● **What is being asked**: Give back all the records exactly, keeping every line whole.

[Record excerpts — start]

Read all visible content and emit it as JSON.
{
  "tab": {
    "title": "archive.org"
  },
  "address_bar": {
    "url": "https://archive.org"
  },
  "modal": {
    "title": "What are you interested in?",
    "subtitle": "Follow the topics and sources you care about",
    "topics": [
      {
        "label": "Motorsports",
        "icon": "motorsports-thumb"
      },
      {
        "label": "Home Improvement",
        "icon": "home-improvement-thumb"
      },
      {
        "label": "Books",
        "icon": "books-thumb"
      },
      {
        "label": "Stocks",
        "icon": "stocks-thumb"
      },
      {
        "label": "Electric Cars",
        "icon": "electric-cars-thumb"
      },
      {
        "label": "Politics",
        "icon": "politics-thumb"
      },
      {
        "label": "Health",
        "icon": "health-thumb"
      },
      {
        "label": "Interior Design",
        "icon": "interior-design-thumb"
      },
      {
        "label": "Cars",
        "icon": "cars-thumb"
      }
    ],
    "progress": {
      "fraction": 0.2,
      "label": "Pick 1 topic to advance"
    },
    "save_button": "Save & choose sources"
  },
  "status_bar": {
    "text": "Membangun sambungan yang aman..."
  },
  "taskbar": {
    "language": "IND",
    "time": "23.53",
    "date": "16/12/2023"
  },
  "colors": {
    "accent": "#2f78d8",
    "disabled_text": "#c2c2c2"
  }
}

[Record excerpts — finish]

● **Output below**:
Read all visible content and emit it as JSON.
{
  "tab": {
    "title": "archive.org"
  },
  "address_bar": {
    "url": "https://archive.org"
  },
  "modal": {
    "title": "What are you interested in?",
    "subtitle": "Follow the topics and sources you care about",
    "topics": [
      {
        "label": "Motorsports",
        "icon": "motorsports-thumb"
      },
      {
        "label": "Home Improvement",
        "icon": "home-improvement-thumb"
      },
      {
        "label": "Books",
        "icon": "books-thumb"
      },
      {
        "label": "Stocks",
        "icon": "stocks-thumb"
      },
      {
        "label": "Electric Cars",
        "icon": "electric-cars-thumb"
      },
      {
        "label": "Politics",
        "icon": "politics-thumb"
      },
      {
        "label": "Health",
        "icon": "health-thumb"
      },
      {
        "label": "Interior Design",
        "icon": "interior-design-thumb"
      },
      {
        "label": "Cars",
        "icon": "cars-thumb"
      }
    ],
    "progress": {
      "fraction": 0.2,
      "label": "Pick 1 topic to advance"
    },
    "save_button": "Save & choose sources"
  },
  "status_bar": {
    "text": "Membangun sambungan yang aman..."
  },
  "taskbar": {
    "language": "IND",
    "time": "23.53",
    "date": "16/12/2023"
  },
  "colors": {
    "accent": "#2f78d8",
    "disabled_text": "#c2c2c2"
  }
}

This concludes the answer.